Photonics: The full spectrum
|(Nanowerk News) White light-emitting diodes (LEDs) are increasingly finding applications from indoor lighting to flat panel displays. Their success is founded on advances in the growth of semiconductor compounds based on nitrogen, in particularly the blue light emitters aluminum nitride (AlN) and gallium nitride (GaN), which are the key compounds used in white LEDs. Another nitride semiconductor, indium nitride (InN) is also of interest for its red and infrared light emission. Together, all three compounds could cover the entire visible spectrum, from red to violet.
Examples of LEDs based on various semiconductor compounds. Unfortunately, however, the growth of InN thin films with sufficient quality has been difficult.

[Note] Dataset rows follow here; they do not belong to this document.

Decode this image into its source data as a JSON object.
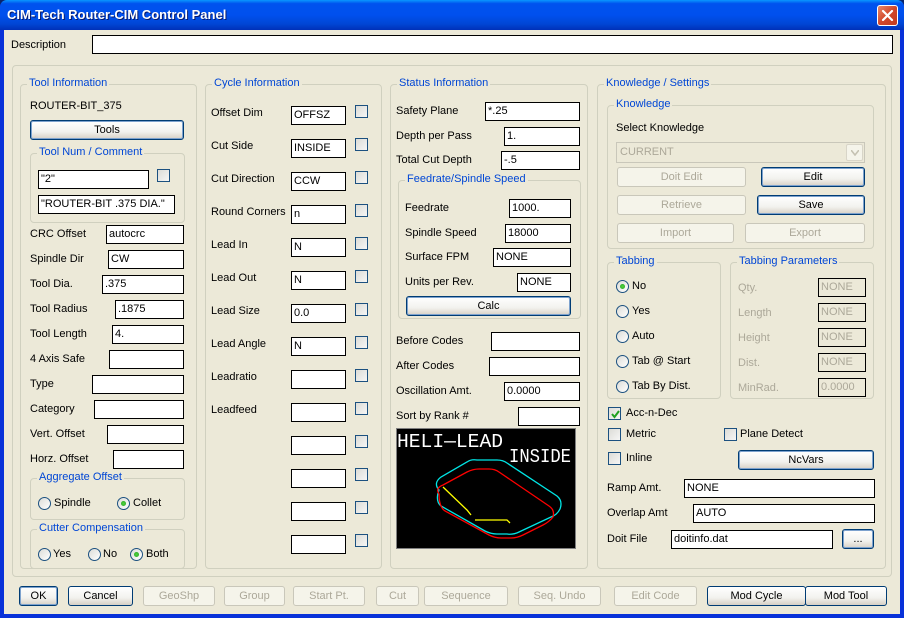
{
  "window": {
    "title": "CIM-Tech Router-CIM Control Panel"
  },
  "description": {
    "label": "Description",
    "value": ""
  },
  "tool_info": {
    "legend": "Tool Information",
    "tool_name": "ROUTER-BIT_375",
    "tools_button": "Tools",
    "tool_num_comment": {
      "legend": "Tool Num / Comment",
      "tool_num": "\"2\"",
      "comment": "\"ROUTER-BIT .375 DIA.\"",
      "checked": false
    },
    "fields": [
      {
        "label": "CRC Offset",
        "value": "autocrc"
      },
      {
        "label": "Spindle Dir",
        "value": "CW"
      },
      {
        "label": "Tool Dia.",
        "value": ".375"
      },
      {
        "label": "Tool Radius",
        "value": ".1875"
      },
      {
        "label": "Tool Length",
        "value": "4."
      },
      {
        "label": "4 Axis Safe",
        "value": ""
      },
      {
        "label": "Type",
        "value": ""
      },
      {
        "label": "Category",
        "value": ""
      },
      {
        "label": "Vert. Offset",
        "value": ""
      },
      {
        "label": "Horz. Offset",
        "value": ""
      }
    ],
    "aggregate_offset": {
      "legend": "Aggregate Offset",
      "options": [
        "Spindle",
        "Collet"
      ],
      "selected": "Collet"
    },
    "cutter_compensation": {
      "legend": "Cutter Compensation",
      "options": [
        "Yes",
        "No",
        "Both"
      ],
      "selected": "Both"
    }
  },
  "cycle_info": {
    "legend": "Cycle Information",
    "rows": [
      {
        "label": "Offset Dim",
        "value": "OFFSZ",
        "checked": false
      },
      {
        "label": "Cut Side",
        "value": "INSIDE",
        "checked": false
      },
      {
        "label": "Cut Direction",
        "value": "CCW",
        "checked": false
      },
      {
        "label": "Round Corners",
        "value": "n",
        "checked": false
      },
      {
        "label": "Lead In",
        "value": "N",
        "checked": false
      },
      {
        "label": "Lead Out",
        "value": "N",
        "checked": false
      },
      {
        "label": "Lead Size",
        "value": "0.0",
        "checked": false
      },
      {
        "label": "Lead Angle",
        "value": "N",
        "checked": false
      },
      {
        "label": "Leadratio",
        "value": "",
        "checked": false
      },
      {
        "label": "Leadfeed",
        "value": "",
        "checked": false
      },
      {
        "label": "",
        "value": "",
        "checked": false
      },
      {
        "label": "",
        "value": "",
        "checked": false
      },
      {
        "label": "",
        "value": "",
        "checked": false
      },
      {
        "label": "",
        "value": "",
        "checked": false
      }
    ]
  },
  "status_info": {
    "legend": "Status Information",
    "fields": [
      {
        "label": "Safety Plane",
        "value": "*.25"
      },
      {
        "label": "Depth per Pass",
        "value": "1."
      },
      {
        "label": "Total Cut Depth",
        "value": "-.5"
      }
    ],
    "feed_speed": {
      "legend": "Feedrate/Spindle Speed",
      "fields": [
        {
          "label": "Feedrate",
          "value": "1000."
        },
        {
          "label": "Spindle Speed",
          "value": "18000"
        },
        {
          "label": "Surface FPM",
          "value": "NONE"
        },
        {
          "label": "Units per Rev.",
          "value": "NONE"
        }
      ],
      "calc_button": "Calc"
    },
    "extra_fields": [
      {
        "label": "Before Codes",
        "value": ""
      },
      {
        "label": "After Codes",
        "value": ""
      },
      {
        "label": "Oscillation Amt.",
        "value": "0.0000"
      },
      {
        "label": "Sort by Rank #",
        "value": ""
      }
    ],
    "preview": {
      "line1": "HELI—LEAD",
      "line2": "INSIDE",
      "colors": {
        "outer": "#00E5E5",
        "inner": "#FF0000",
        "lead": "#FFFF00",
        "text": "#FFFFFF"
      }
    }
  },
  "knowledge_settings": {
    "legend": "Knowledge / Settings",
    "knowledge": {
      "legend": "Knowledge",
      "select_label": "Select Knowledge",
      "selected": "CURRENT",
      "buttons": {
        "doit_edit": "Doit Edit",
        "edit": "Edit",
        "retrieve": "Retrieve",
        "save": "Save",
        "import": "Import",
        "export": "Export"
      }
    },
    "tabbing": {
      "legend": "Tabbing",
      "options": [
        "No",
        "Yes",
        "Auto",
        "Tab @ Start",
        "Tab By Dist."
      ],
      "selected": "No"
    },
    "tabbing_params": {
      "legend": "Tabbing Parameters",
      "fields": [
        {
          "label": "Qty.",
          "value": "NONE"
        },
        {
          "label": "Length",
          "value": "NONE"
        },
        {
          "label": "Height",
          "value": "NONE"
        },
        {
          "label": "Dist.",
          "value": "NONE"
        },
        {
          "label": "MinRad.",
          "value": "0.0000"
        }
      ]
    },
    "checks": {
      "acc_n_dec": {
        "label": "Acc-n-Dec",
        "checked": true
      },
      "metric": {
        "label": "Metric",
        "checked": false
      },
      "plane_detect": {
        "label": "Plane Detect",
        "checked": false
      },
      "inline": {
        "label": "Inline",
        "checked": false
      }
    },
    "ncvars_button": "NcVars",
    "ramp": {
      "label": "Ramp Amt.",
      "value": "NONE"
    },
    "overlap": {
      "label": "Overlap Amt",
      "value": "AUTO"
    },
    "doit_file": {
      "label": "Doit File",
      "value": "doitinfo.dat",
      "browse": "..."
    }
  },
  "bottom_buttons": [
    {
      "label": "OK",
      "enabled": true
    },
    {
      "label": "Cancel",
      "enabled": true
    },
    {
      "label": "GeoShp",
      "enabled": false
    },
    {
      "label": "Group",
      "enabled": false
    },
    {
      "label": "Start Pt.",
      "enabled": false
    },
    {
      "label": "Cut",
      "enabled": false
    },
    {
      "label": "Sequence",
      "enabled": false
    },
    {
      "label": "Seq. Undo",
      "enabled": false
    },
    {
      "label": "Edit Code",
      "enabled": false
    },
    {
      "label": "Mod Cycle",
      "enabled": true
    },
    {
      "label": "Mod Tool",
      "enabled": true
    }
  ]
}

Wei Liu at A*STAR's Institute of Materials Research and Engineering and co-workers have now developed a growth technique and layer design that overcomes previous fabrication problems with InN LEDs ("The effects of cap layers on electrical properties of indium nitride films").
One of the problems in growing high-quality InN thin films is the development of electrical charge on the surface of samples during growth. All LEDs contain a p–n junction comprising two neighboring regions—one with a surplus of negative charge and one with a surplus of positive charge. The surface charge compensates for charge at the p–n junction, and also leads to defects that slow down the electrons as they move through the InN film. Both effects are detrimental to the operation of LEDs.
The researchers have now discovered a solution to this problem. "We have demonstrated that a cap layer is able to overcome this problem," says Liu. The problem with charge accumulation is limited to InN, so a very thin cap layer made from another nitride semiconductor such as SiN, GaN or ZnN is sufficient to prevent the development of surplus electrical charge.
|The impact of the cap layer on the sample quality is significant. An example is the transport of electrons. With the cap layer, the electrons move more than 100 times faster through the InN, promising significant performance enhancements for LEDs and other electronic devices.
|The realization of efficient InN LEDs will make it possible to achieve complete coverage of the visible spectrum using nitride-based semiconductors. "This means that group-III nitrides can completely replace gallium arsenide and indium phosphide as materials for yellow, red and infrared LEDs," says Liu. The advantage is that LEDs of all colors can be grown on the same chip in a single growth process. In addition, according to Liu this has considerable environmental benefits. "Gallium arsenide and indium phosphide are toxic materials and the precursors used for their growth are also toxic. GaN, AlN and InN, on the other hand, are environmentally friendly materials."